July 1, 2010
Couple plan indoor minigolf course
18-hole course would be in 14,202-square-foot structure at Shipwreck minigolf on Route 13
CORTLANDVILLE — Stephen and Patricia Jordan plan to turn Shipwreck Pirate Mini Golf on Route 13 into a year-round business by creating an indoor minigolf course next to their outdoor course.
They plan to start the construction project Aug. 16 and open the indoor golf facility by the first week in November. Homer-based Finger Lakes Construction is the general contractor. The Jordans declined to say the cost of the project.
The building would be 14,202 square feet, with an 18-hole mini-golf course in a 10,206 square-foot space and party rooms and bounce machines for children in the rest of the building, Patricia Jordan said Wednesday.
The golf course would feature black lights and objects that glow in the lighting, she said.
The town Planning Board gave the Jordans a conditional permit during its meeting Tuesday night, and the Town Board will set a public hearing on July 21, before voting on whether to give the company an aquifer protection district special permit.
The permit is required for any commercial construction project in the town that will cost more than $150,000, said town Zoning Officer Bruce Weber.
The Jordans said the construction will not pose a threat to the aquifer because the construction workers will not dig to build a foundation and construction vehicles will only be on the site for a couple of days. Weber said he does not think the amount of increased traffic at the site during the winter would make a significant impact on the aquifer.
After opening the outdoor course in 2005, the Jordans want to remain open during the winter now that they are preparing to retire soon from their teaching careers. Patricia Jordan, 54, is a math teacher at Cortland Junior-Senior High School, and Stephen Jordan, 57, is a history teacher at McGraw High School. They said they will retire within the next couple of years and continue to work during their retirement.
“We’re a great example of what the new seniors will be,” Stephen Jordan said. “One door’s closing for us — education. Another one’s opening with this business.”
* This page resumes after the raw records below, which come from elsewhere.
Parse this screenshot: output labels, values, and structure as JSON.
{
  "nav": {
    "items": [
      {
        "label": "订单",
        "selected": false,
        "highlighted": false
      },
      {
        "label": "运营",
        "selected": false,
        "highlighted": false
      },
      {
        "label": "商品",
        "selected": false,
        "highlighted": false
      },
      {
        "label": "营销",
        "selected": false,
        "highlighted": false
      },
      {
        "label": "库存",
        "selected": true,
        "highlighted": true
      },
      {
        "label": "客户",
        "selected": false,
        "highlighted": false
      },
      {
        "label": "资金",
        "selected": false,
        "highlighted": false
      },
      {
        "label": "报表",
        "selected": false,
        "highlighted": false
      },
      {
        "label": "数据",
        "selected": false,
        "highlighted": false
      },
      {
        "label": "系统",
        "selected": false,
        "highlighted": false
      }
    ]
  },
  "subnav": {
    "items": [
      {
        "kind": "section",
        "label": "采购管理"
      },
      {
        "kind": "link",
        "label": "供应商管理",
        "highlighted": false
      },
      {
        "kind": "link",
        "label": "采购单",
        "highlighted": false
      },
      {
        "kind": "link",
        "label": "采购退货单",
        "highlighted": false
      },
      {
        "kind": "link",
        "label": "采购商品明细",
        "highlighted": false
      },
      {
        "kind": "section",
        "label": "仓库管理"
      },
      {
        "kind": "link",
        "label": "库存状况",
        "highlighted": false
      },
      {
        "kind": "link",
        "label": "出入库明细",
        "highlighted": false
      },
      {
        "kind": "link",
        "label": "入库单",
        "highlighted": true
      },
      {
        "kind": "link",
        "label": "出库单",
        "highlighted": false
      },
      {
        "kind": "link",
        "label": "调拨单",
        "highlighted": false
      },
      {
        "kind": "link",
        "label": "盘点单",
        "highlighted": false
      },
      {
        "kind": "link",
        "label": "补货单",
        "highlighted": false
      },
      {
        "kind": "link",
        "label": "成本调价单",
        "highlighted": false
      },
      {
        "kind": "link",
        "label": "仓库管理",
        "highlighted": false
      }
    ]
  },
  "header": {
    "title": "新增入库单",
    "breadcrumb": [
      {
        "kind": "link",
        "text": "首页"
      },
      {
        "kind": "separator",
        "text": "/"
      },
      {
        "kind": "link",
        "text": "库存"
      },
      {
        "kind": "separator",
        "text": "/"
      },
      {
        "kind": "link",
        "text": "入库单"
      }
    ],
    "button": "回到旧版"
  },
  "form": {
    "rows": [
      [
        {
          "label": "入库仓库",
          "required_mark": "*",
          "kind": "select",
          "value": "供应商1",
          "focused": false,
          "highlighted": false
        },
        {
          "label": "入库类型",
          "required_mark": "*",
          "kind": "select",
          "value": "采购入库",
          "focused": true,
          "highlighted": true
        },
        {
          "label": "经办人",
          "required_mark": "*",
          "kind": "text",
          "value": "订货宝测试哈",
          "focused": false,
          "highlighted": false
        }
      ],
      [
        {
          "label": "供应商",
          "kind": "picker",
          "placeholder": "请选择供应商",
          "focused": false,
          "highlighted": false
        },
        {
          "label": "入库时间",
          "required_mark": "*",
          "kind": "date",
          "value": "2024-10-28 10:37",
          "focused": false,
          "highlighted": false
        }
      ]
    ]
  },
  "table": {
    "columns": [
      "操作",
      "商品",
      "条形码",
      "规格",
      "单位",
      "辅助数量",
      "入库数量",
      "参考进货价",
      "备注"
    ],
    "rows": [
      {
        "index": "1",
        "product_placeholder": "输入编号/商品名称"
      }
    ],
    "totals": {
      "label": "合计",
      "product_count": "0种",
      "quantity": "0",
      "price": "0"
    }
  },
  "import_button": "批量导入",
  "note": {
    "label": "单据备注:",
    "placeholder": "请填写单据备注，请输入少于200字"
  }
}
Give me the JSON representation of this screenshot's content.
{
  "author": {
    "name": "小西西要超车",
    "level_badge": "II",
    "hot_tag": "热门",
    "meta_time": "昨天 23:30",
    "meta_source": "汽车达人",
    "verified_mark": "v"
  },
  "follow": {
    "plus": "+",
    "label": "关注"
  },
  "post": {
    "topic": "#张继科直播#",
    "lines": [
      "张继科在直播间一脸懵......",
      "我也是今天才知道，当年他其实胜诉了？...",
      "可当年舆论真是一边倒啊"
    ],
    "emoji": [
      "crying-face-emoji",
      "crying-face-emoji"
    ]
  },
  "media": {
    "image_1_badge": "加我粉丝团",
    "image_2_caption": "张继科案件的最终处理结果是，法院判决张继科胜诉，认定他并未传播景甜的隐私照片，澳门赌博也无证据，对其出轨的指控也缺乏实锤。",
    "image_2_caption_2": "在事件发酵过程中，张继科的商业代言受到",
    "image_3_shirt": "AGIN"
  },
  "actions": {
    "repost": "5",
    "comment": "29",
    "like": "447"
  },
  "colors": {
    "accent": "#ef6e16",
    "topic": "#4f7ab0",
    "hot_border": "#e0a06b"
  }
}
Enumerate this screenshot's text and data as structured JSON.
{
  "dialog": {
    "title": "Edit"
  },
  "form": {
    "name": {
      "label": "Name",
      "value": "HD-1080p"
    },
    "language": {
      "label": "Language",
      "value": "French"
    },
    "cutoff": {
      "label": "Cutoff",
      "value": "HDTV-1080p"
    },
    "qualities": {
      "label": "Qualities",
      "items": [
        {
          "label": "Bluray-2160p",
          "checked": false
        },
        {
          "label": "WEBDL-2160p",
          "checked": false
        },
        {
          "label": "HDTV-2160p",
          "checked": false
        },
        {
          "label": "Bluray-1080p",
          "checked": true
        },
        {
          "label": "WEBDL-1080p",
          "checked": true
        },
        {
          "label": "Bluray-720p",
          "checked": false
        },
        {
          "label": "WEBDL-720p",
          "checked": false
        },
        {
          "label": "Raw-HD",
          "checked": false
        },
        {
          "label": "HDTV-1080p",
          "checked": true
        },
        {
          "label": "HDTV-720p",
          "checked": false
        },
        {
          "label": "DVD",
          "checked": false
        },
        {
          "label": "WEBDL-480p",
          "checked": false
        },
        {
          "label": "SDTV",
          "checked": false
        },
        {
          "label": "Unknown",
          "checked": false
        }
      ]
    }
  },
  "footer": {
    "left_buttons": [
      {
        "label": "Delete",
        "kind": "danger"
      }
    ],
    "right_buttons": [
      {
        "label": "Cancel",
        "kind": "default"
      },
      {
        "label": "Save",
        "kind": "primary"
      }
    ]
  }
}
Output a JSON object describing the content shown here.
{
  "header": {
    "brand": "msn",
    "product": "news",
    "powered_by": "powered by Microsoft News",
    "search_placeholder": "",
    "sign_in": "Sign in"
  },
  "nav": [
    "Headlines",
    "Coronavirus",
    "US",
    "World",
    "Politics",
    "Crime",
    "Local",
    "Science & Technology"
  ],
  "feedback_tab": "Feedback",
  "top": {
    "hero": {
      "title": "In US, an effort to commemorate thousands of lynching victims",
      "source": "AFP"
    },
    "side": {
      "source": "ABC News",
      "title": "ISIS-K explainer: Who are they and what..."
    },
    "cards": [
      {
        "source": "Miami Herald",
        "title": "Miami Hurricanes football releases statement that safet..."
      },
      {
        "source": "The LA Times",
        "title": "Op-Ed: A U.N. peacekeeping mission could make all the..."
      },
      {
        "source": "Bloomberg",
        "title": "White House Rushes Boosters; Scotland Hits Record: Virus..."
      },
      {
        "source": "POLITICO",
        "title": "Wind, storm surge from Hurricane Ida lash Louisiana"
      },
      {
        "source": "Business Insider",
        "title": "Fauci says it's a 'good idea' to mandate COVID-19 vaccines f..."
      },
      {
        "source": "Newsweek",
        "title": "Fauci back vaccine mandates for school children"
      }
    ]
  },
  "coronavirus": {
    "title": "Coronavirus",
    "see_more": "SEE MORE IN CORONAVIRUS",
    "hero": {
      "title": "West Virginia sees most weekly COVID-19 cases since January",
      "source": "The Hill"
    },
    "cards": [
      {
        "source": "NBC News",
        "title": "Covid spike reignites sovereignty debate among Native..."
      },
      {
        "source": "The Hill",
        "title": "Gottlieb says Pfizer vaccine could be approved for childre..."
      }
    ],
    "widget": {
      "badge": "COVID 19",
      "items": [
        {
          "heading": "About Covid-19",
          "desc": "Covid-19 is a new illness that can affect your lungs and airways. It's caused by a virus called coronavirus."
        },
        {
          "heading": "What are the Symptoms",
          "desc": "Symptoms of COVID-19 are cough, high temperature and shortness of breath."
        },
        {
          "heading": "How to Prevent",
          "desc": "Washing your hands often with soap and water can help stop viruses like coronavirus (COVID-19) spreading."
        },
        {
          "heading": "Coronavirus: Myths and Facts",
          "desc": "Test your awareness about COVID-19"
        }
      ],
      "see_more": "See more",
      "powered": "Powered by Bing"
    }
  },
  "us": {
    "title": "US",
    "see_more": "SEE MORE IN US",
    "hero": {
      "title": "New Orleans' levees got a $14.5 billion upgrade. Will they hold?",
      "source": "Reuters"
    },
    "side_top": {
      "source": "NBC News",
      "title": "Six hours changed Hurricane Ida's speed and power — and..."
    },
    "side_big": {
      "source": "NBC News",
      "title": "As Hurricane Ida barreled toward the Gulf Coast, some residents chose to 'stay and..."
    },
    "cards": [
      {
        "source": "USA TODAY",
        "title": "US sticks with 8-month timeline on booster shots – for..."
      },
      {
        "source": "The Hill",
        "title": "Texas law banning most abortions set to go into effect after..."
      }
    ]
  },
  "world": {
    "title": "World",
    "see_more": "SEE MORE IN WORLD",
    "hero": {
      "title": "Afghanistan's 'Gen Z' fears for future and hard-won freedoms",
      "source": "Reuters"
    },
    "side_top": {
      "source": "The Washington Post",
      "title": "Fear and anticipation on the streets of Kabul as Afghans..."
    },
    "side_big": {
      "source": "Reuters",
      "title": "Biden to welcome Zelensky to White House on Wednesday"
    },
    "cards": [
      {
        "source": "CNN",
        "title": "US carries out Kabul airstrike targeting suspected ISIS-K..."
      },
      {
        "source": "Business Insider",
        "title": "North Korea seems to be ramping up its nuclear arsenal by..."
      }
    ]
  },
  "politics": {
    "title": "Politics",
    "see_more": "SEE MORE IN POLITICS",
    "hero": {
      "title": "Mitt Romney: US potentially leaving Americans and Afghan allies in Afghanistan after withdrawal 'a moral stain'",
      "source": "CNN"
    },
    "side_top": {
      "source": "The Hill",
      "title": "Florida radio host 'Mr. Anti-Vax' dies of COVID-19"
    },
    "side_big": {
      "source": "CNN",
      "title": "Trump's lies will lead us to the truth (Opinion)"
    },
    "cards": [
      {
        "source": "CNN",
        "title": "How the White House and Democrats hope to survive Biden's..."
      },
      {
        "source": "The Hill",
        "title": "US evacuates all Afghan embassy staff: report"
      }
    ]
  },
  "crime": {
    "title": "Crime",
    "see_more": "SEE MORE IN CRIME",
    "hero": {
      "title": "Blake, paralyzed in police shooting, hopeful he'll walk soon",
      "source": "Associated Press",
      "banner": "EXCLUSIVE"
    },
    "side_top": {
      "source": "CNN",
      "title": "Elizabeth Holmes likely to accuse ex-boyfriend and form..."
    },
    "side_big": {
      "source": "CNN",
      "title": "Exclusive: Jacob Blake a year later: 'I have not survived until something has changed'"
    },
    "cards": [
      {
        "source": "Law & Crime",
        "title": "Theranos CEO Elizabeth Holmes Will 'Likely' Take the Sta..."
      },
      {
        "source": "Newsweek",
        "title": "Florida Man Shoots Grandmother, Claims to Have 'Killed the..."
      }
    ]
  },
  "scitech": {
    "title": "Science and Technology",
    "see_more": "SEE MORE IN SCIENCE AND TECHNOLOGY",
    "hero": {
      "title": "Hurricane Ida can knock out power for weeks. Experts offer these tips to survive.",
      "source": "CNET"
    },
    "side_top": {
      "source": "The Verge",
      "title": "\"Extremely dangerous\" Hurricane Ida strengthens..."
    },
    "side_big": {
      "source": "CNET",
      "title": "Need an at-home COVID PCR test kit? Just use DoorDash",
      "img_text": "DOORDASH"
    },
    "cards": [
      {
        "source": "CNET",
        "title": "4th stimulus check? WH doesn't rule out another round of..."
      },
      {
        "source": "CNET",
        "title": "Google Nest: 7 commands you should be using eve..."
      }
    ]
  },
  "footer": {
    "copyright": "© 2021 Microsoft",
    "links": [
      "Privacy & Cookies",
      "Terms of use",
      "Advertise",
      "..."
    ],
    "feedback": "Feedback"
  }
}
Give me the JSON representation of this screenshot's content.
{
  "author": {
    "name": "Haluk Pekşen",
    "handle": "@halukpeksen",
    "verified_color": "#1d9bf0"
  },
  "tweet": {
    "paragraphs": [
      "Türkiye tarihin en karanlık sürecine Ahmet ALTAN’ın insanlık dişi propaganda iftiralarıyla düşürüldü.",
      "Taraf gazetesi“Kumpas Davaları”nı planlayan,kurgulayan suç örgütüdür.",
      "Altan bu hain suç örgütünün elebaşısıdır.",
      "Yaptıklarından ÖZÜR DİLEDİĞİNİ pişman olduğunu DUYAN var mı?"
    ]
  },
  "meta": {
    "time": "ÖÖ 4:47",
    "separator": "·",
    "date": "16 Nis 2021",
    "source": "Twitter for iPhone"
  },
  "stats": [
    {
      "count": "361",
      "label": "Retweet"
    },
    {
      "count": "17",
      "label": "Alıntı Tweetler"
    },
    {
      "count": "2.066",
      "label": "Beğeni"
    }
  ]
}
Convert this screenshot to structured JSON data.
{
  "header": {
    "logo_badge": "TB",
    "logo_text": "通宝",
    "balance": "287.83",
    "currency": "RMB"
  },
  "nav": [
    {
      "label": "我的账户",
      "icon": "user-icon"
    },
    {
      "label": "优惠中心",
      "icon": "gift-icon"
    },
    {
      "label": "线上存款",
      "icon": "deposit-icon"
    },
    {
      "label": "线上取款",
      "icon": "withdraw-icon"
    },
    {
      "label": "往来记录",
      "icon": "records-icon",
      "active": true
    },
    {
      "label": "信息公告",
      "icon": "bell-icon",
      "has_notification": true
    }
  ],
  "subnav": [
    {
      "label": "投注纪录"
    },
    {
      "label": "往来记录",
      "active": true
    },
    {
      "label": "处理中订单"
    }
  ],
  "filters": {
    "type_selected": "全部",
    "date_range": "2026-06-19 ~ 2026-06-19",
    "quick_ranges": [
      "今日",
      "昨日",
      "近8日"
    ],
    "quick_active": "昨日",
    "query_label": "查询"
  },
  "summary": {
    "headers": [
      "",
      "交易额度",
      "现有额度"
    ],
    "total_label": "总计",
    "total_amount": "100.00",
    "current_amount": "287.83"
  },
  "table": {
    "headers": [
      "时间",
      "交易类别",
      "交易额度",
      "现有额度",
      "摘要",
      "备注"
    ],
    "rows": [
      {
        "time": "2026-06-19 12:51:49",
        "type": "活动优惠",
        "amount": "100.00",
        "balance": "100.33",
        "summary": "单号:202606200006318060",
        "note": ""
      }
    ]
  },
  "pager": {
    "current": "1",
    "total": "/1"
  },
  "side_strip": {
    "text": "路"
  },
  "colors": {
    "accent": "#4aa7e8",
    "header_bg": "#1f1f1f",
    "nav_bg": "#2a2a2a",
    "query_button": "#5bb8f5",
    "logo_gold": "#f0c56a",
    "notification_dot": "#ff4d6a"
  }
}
They said they want to expand to offer more people more opportunities for winter entertainment in Cortland and to increase their revenue, noting that they have equal expenses throughout the year but only make a profit during the warm months.
“Cortland in the winter has very limited opportunities for families to do anything,” Stephen Jordan said Friday.
The Jordans said they hope to open the new indoor facility for community groups, such as Boy Scouts, Girl Scouts and senior citizens who do not have a senior center to use nearby. They said they also plan to have three minigolf leagues playing inside.
The Jordans said they thought of the idea to add an indoor golf facility about two years ago, but were waiting for the town to install water and sewer lines on Route 13. They use a water well and septic system now and would not be able to develop the indoor facility without water and sewer lines, Patricia Jordan said.
They said they see Route 13 in Cortlandville as a growing area and hope that more people invest in it. Workers are finishing the construction of the Walmart Supercenter across the road from the minigolf course and widening Route 13 for the Planned Finger Lakes East Business Park, which will be next to Shipwreck Pirate Mini Golf.
“I’d like to see more people investing in it and moving it forward,” Patricia Jordan said. “I can see it having a great future with the right direction.”
The Jordans said opening the indoor course is a gamble, because they cannot be sure that people will pay to play minigolf in the winter. The only other indoor-mini golf course in upstate New York that they are aware of is in Niagara Falls.
Stephen Jordan said offering high-quality minigolf will be the best way to attract customers.
“We want to offer quality golf indoors,” he said. “It’s the golf that attracts people. The other stuff is secondary.”
The Jordans travel throughout the country to look at other minigolf courses and get ideas for golf holes. When they travel for other reasons, they always check for nearby minigolf courses. They said that in the past 10 years they have seen at least 1,000 courses, including ones in California, Florida, Canada and the Dominican Republic.
To read this article and more, pick up today's Cortland Standard
Click here to subscribe